By Alex Padalka December 18, 2017

It’s good to be a financial advisor to America’s richest people, and apparently it's been getting better for over three decades. The wealthiest Americans’ share of the country’s wealth has been steadily rising since 1980, according to a report authored in part by French economist Thomas Piketty, author of the 2013 best-selling book Capital in the Twenty-First Century.

The top 1% controlled 22% of the nation’s wealth in 1980 and 39% in 2014, although that tapered off to 38% in 2015, according to the report. The silver lining for the remaining 99% of Americans is that wealth inequality hasn’t yet reached the levels of the late 1920s, when the top 1% controlled close to 50% of the country’s wealth, according to the report.

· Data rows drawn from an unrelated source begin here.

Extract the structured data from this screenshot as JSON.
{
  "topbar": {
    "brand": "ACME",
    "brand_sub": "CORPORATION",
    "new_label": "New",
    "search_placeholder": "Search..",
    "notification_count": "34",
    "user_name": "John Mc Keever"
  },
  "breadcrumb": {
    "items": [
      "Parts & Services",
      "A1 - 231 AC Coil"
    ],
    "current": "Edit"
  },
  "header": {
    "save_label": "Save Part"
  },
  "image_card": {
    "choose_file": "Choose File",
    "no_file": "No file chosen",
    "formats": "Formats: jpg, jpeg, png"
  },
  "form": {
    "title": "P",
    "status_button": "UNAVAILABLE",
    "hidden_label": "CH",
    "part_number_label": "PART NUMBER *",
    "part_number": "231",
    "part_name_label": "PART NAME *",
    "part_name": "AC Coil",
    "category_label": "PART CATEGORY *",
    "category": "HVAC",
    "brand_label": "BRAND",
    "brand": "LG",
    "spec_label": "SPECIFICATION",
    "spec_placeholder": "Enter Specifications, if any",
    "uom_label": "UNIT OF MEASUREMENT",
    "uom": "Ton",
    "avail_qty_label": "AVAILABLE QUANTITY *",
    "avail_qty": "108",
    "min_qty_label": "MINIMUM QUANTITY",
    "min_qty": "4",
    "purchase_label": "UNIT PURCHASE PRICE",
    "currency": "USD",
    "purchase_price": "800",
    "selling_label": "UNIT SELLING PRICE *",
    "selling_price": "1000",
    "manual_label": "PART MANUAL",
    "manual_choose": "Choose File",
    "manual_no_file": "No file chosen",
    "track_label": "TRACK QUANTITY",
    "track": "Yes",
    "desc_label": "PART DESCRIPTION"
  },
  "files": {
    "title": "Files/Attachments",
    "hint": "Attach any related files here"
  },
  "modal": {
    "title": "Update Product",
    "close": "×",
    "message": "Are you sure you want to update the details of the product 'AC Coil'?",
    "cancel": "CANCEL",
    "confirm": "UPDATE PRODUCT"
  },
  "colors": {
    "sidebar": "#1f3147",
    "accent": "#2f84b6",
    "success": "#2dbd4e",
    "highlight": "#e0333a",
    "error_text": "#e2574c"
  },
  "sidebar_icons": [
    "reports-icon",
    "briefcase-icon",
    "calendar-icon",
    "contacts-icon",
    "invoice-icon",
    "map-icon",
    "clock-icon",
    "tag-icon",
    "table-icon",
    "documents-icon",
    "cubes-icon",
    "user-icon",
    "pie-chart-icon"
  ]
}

But the highest-earning Americans’ share of the nation’s income has also been steadily rising. In 1980 the top 1% took in about 10% of the country’s income but that shot up to 20% by 2016, the report found. The top 10%, meanwhile, earn around 46% of the country’s income, according to the study. That’s compared to around 36% of the income controlled by the top 10% of European earners, around 41% controlled by the top 10% of Chinese and around 45% controlled by the top 10% of Russians. Only India, where the top 10% earn around 55% of the country’s wealth, has higher levels of income inequality than the U.S., according to the report.

Meanwhile, the poor are getting poorer. While the income share of the bottom 50% was 20% in 1980, it plunged to 13% in 2016, the report found.

Piketty and his colleagues attribute rising income inequality to “massive” inequalities in education as well as a tax system that’s been growing less progressive.